It is the 3rd that makes You stand head and shoulders above others. And it is here that You now have to focus your branding efforts on. While it is always a good idea to do post-service surveys, what does that do for the customer? In the short term nothing. But being remarkable means on-going long term relationships. In such relationships:
a) You will provide instructions - via YouTube etc.- how items should be cared for. I have noticed that if You are not a builder etc. but an ordinary home-maker there is no information at all on how tiles or wood flooring etc should be best maintained.
b) Just before the expiration/ replacement date You contact past buyers to remind them that it is getting to the time for touch ups/ maintenance et cetera. This would be an excellent opportunity to give Special One Time Customer Discounts/ Offers/ An extra 2" paintbrush that sort of thing.
c) When new products and accessories come to the market -that will truly benefit past buyers -You let them know how X,Y,Z will improve the life-span and functionality of their products saving them money in the future
d) Get testimonials from Your happy customers
e) Partner with businesses and social / community organizations - who share your business' principles, ethics and values
d) Sponsor a cause You believe it.
e) If there is an equivalent of the BBB or ISO in your industry -get those designations and display them everywhere
f) Host do it yourself projects and get them shown on your local TV channels.
Hope these help!
Wishing You Well
Peace + Much Love
Since you're business is primarily a one-time buyer only, I would say that a referral program would be the best way to go. If your customers are satisfied with your products, they should have no problem spreading the word via word of mouth...if they're getting something in return. What you can offer for a referral fee is up to you, but it could be a cash payout, gift cards, or even a percentage off another purchase from you. That could also help get multiple purchases from the same client if they know they're getting a percentage off.
My business and your business alike, referral business I probably the biggest driving factor of the business. Awesome referrals make the business. Knowing this, each time you pursue a job, from beginning to end the process must be as seemless and flawless as possible. If the product is good it will be passed along by word of mouth and that is how the brand recognition will grow!
If the customer comes to you only once in their lifetime, then I guess the best way to do it is divide the product and make it a line of product (if possible). That way the customer can come to you again and will remember you for the next time.
Make the Interaction with customer so powerful so that they themselves promote you (There is no better publicity than the word of mouth). The 7p's of Marketing has People in there, so make sure to have right people to deal with customers who will make it a best experience for your customers. However, if you cant divide the product in parts this becomes kind of useless
If your product has something to do with designing than, try to participate in Industry promotion events and work real hard to launch the concepts. This gives you a quick start.

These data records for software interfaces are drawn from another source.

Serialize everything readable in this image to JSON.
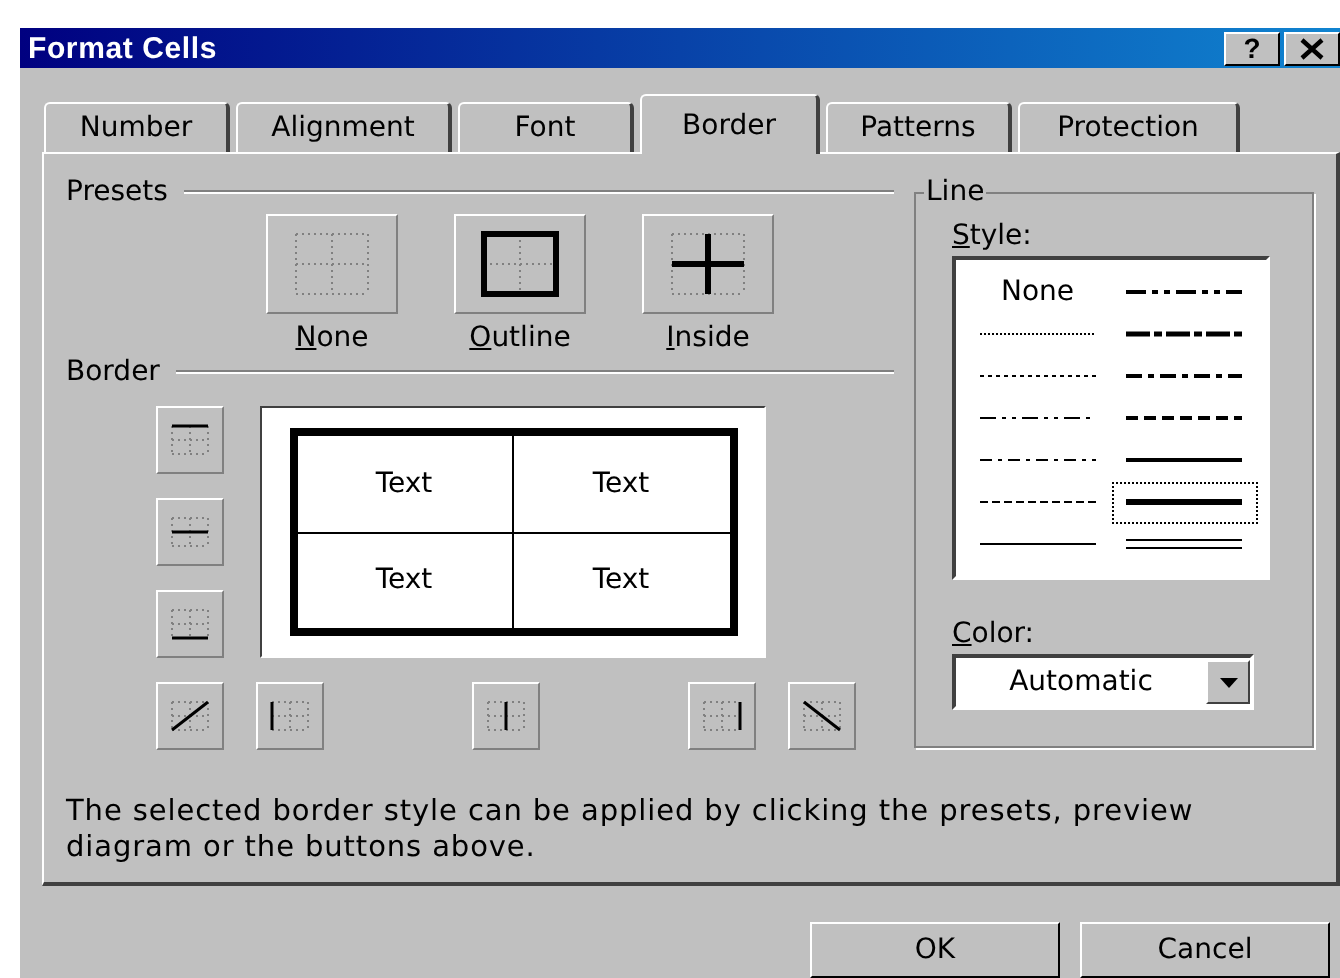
{
  "window": {
    "title": "Format Cells",
    "help_button": "?"
  },
  "tabs": [
    {
      "label": "Number",
      "selected": false
    },
    {
      "label": "Alignment",
      "selected": false
    },
    {
      "label": "Font",
      "selected": false
    },
    {
      "label": "Border",
      "selected": true
    },
    {
      "label": "Patterns",
      "selected": false
    },
    {
      "label": "Protection",
      "selected": false
    }
  ],
  "presets": {
    "label": "Presets",
    "items": [
      {
        "kind": "none",
        "label": "None"
      },
      {
        "kind": "outline",
        "label": "Outline"
      },
      {
        "kind": "inside",
        "label": "Inside"
      }
    ]
  },
  "border": {
    "label": "Border",
    "side_buttons": [
      {
        "kind": "top"
      },
      {
        "kind": "middle"
      },
      {
        "kind": "bottom"
      }
    ],
    "bottom_buttons": [
      {
        "kind": "diagonal-up"
      },
      {
        "kind": "left"
      },
      {
        "kind": "center"
      },
      {
        "kind": "right"
      },
      {
        "kind": "diagonal-down"
      }
    ],
    "preview": {
      "cells": [
        "Text",
        "Text",
        "Text",
        "Text"
      ]
    }
  },
  "line": {
    "label": "Line",
    "style_label": "Style:",
    "styles": [
      {
        "kind": "none",
        "label": "None",
        "selected": false
      },
      {
        "kind": "hair",
        "selected": false
      },
      {
        "kind": "dotted",
        "selected": false
      },
      {
        "kind": "dashdotdot",
        "selected": false
      },
      {
        "kind": "dashdot",
        "selected": false
      },
      {
        "kind": "dashed",
        "selected": false
      },
      {
        "kind": "thin",
        "selected": false
      },
      {
        "kind": "mediumdashdotdot",
        "selected": false
      },
      {
        "kind": "slantdashdot",
        "selected": false
      },
      {
        "kind": "mediumdashdot",
        "selected": false
      },
      {
        "kind": "mediumdashed",
        "selected": false
      },
      {
        "kind": "medium",
        "selected": false
      },
      {
        "kind": "thick",
        "selected": true
      },
      {
        "kind": "double",
        "selected": false
      }
    ],
    "color_label": "Color:",
    "color_value": "Automatic"
  },
  "description": "The selected border style can be applied by clicking the presets, preview diagram or the buttons above.",
  "buttons": [
    {
      "label": "OK"
    },
    {
      "label": "Cancel"
    }
  ]
}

Plus ofcourse the social Media is always an option to stay in touch. The right feeds and customers will never spam you.
If you can mention more details, I can surely give more input.
For any brand to maintain brand awareness, I think that consistent interaction with the target audience through either social media or email will suffice. While I'm not so much an expert in marketing, my experience has lead me to believe that these digital platforms like Facebook and Twitter have allowed brands to have a more personal outreach to their audiences. Even other platforms like Instagram and Pintrest have been taken advantage of for this exact purpose. In addition to that, blogging has been a great way for brands to help educate and stimulate future brand-to-consumer interaction.
Keep your audience engaged with you, and remind them of why your brand is good for them through consistent, brand-unique messaging.